Click on the location points in this map to read thoughts from Filipinos, probably the world’s most globalized nations with over 10 million people overseas. Their thoughts provide a good lens through which to see how different, yet the same, our situations are during COVID-19.
The Philippines, the world’s top exporter of labour, is seeing group after group of overseas workers return after losing their jobs in the wake of the economic shock dealt by the COVID-19 crisis. The country has never seen anything like this in its 50 years of experience in labour exports. How will the pandemic change migration? Johanna Son of Reporting ASEAN reports in this Q&A chat.
A series of photos, this one themed around how our living spaces in Southeast Asia look and feel like, as we struggle to cope with the #COVID-19 pandemic. Thank you to our contributors, and we’re open to more.

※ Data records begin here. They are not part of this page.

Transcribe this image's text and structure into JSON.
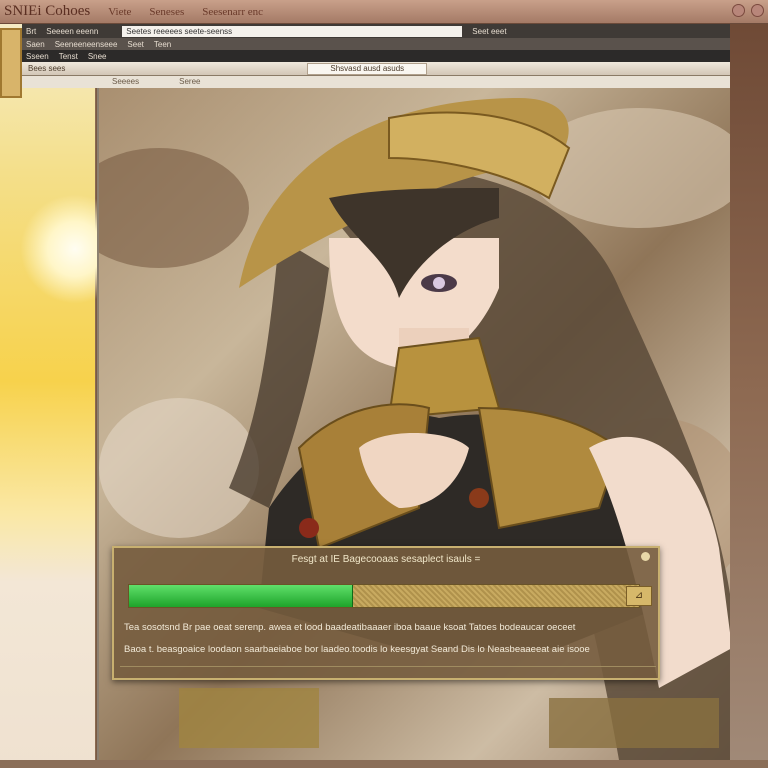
{
  "window": {
    "title": "SNIEi Cohoes",
    "menus": [
      "Viete",
      "Seneses",
      "Seesenarr enc"
    ]
  },
  "toolbar": {
    "row1_items": [
      "Brt",
      "Seeeen eeenn",
      "Seet eeet"
    ],
    "address": "Seetes reeeees seete-seenss",
    "row2_items": [
      "Saen",
      "Seeneeneenseee",
      "Seet",
      "Teen"
    ],
    "row3_items": [
      "Sseen",
      "Tenst",
      "Snee"
    ]
  },
  "tabs": {
    "left": "Bees sees",
    "active": "Shsvasd ausd asuds"
  },
  "subbar": {
    "items": [
      "Seeees",
      "Seree"
    ]
  },
  "dialog": {
    "title": "Fesgt at IE Bagecooaas sesaplect isauls =",
    "progress": 0.44,
    "button_label": "⊿",
    "line1": "Tea sosotsnd Br pae oeat serenp. awea et lood baadeatibaaaer iboa baaue ksoat Tatoes bodeaucar oeceet",
    "line2": "Baoa t. beasgoaice loodaon saarbaeiaboe bor laadeo.toodis lo keesgyat Seand Dis lo Neasbeaaeeat aie isooe"
  },
  "colors": {
    "progress_fill": "#1ea32a",
    "dialog_bg": "#765c3e",
    "titlebar": "#c9a08a"
  },
  "icons": {
    "close": "close-icon",
    "thumbnail": "image-thumbnail-icon"
  }
}
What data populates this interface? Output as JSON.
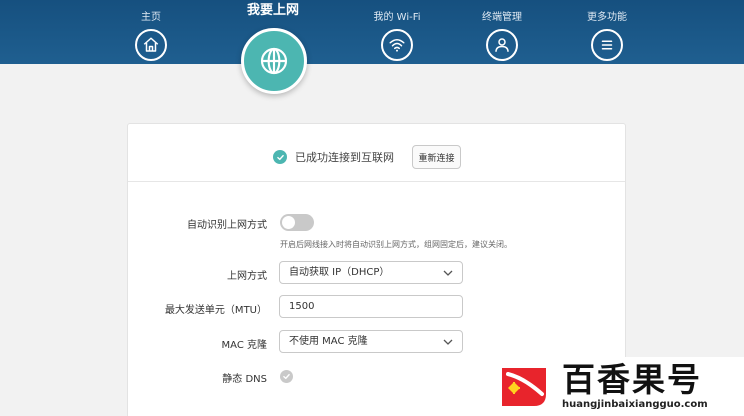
{
  "nav": {
    "items": [
      {
        "label": "主页",
        "icon": "home-icon"
      },
      {
        "label": "我要上网",
        "icon": "globe-icon"
      },
      {
        "label": "我的 Wi-Fi",
        "icon": "wifi-icon"
      },
      {
        "label": "终端管理",
        "icon": "user-icon"
      },
      {
        "label": "更多功能",
        "icon": "menu-icon"
      }
    ],
    "active_index": 1
  },
  "status": {
    "text": "已成功连接到互联网",
    "reconnect_label": "重新连接"
  },
  "form": {
    "auto_detect": {
      "label": "自动识别上网方式",
      "enabled": false,
      "hint": "开启后网线接入时将自动识别上网方式，组网固定后，建议关闭。"
    },
    "wan_mode": {
      "label": "上网方式",
      "value": "自动获取 IP（DHCP）"
    },
    "mtu": {
      "label": "最大发送单元（MTU）",
      "value": "1500"
    },
    "mac_clone": {
      "label": "MAC 克隆",
      "value": "不使用 MAC 克隆"
    },
    "static_dns": {
      "label": "静态 DNS",
      "checked": false
    }
  },
  "watermark": {
    "title": "百香果号",
    "url": "huangjinbaixiangguo.com"
  },
  "colors": {
    "header": "#1f5f90",
    "accent": "#4cb6b1",
    "toggle_off": "#c9c9c9"
  }
}
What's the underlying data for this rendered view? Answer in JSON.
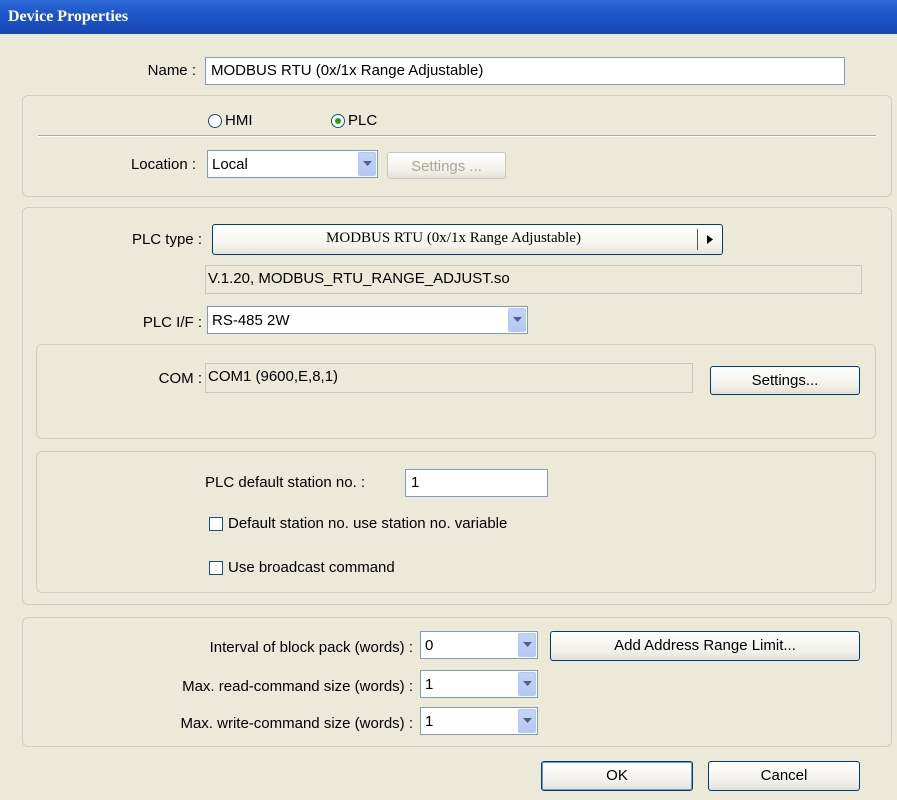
{
  "window": {
    "title": "Device Properties"
  },
  "name": {
    "label": "Name :",
    "value": "MODBUS RTU (0x/1x Range Adjustable)"
  },
  "target": {
    "options": [
      {
        "label": "HMI",
        "selected": false
      },
      {
        "label": "PLC",
        "selected": true
      }
    ]
  },
  "location": {
    "label": "Location :",
    "value": "Local",
    "settings_label": "Settings ..."
  },
  "plc": {
    "type_label": "PLC type :",
    "type_value": "MODBUS RTU (0x/1x Range Adjustable)",
    "version": "V.1.20, MODBUS_RTU_RANGE_ADJUST.so",
    "if_label": "PLC I/F :",
    "if_value": "RS-485 2W"
  },
  "com": {
    "label": "COM :",
    "value": "COM1 (9600,E,8,1)",
    "settings_label": "Settings..."
  },
  "station": {
    "label": "PLC default station no. :",
    "value": "1",
    "use_variable_label": "Default station no. use station no. variable",
    "use_variable_checked": false,
    "broadcast_label": "Use broadcast command",
    "broadcast_checked": false
  },
  "advanced": {
    "interval_label": "Interval of block pack (words) :",
    "interval_value": "0",
    "read_label": "Max. read-command size (words) :",
    "read_value": "1",
    "write_label": "Max. write-command size (words) :",
    "write_value": "1",
    "add_range_label": "Add Address Range Limit..."
  },
  "footer": {
    "ok_label": "OK",
    "cancel_label": "Cancel"
  },
  "colors": {
    "title_bar": "#1e56c8",
    "dialog_bg": "#ece9d8",
    "radio_selected": "#21a121"
  }
}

BANGKOK, Jan 18 (Reporting ASEAN) – ASEAN. Whether you love reporting on it, or would rather flee from it, the ASEAN Community will continue to stay within the news radar of Southeast Asia’s media and journalists. This handy booklet takes not only journalists but students and followers of foreign policy, media and development, or anyone […]
Young people can do a lot to clean up their communities, reports Hoa Hoc Tro’s Trang Thuc Van. She lists some initiatives that Vietnamese can sign up for – and take action themselves. After all, youngsters around the world are much more environmentally aware and even ASEAN, which Vietnam chairs in 2020, is discussing this shared problem, she explains in this Reporting ASEAN feature.
Vietnam wants to be a bridge builder for ASEAN as Chair for 2020, using its skills in staying multilateral politically and economically -– and looks far beyond the headline-grabbing South China issue and its giant neighbor to the north. Du Nhat Dang explains in this Reporting ASEAN feature.
Don’t wait for a superhero to come save the Earth, when you can be that superhero to save two-thirds of the Earth! Trang Thuc Van of Hoa Hoc Tro urges Gen Z to take green matters into their hands in this article for the Reporting ASEAN series.
Click to download the report on the results of Reporting ASEAN’s survey among editors in Cambodia, Lao PDR, Myanmar and Vietnam, The gems in this in formation-gathering exercise lie in the editors’ evaluations of how familiar their organizations and journalists are with ASEAN issues, what news priority they give to ASEAN- related coverage, their assessments of the strengths, weaknesses and needs of their journalists, as well as what they identify as the toughest reporting challenges in covering ASEAN’s role, relevance and impact.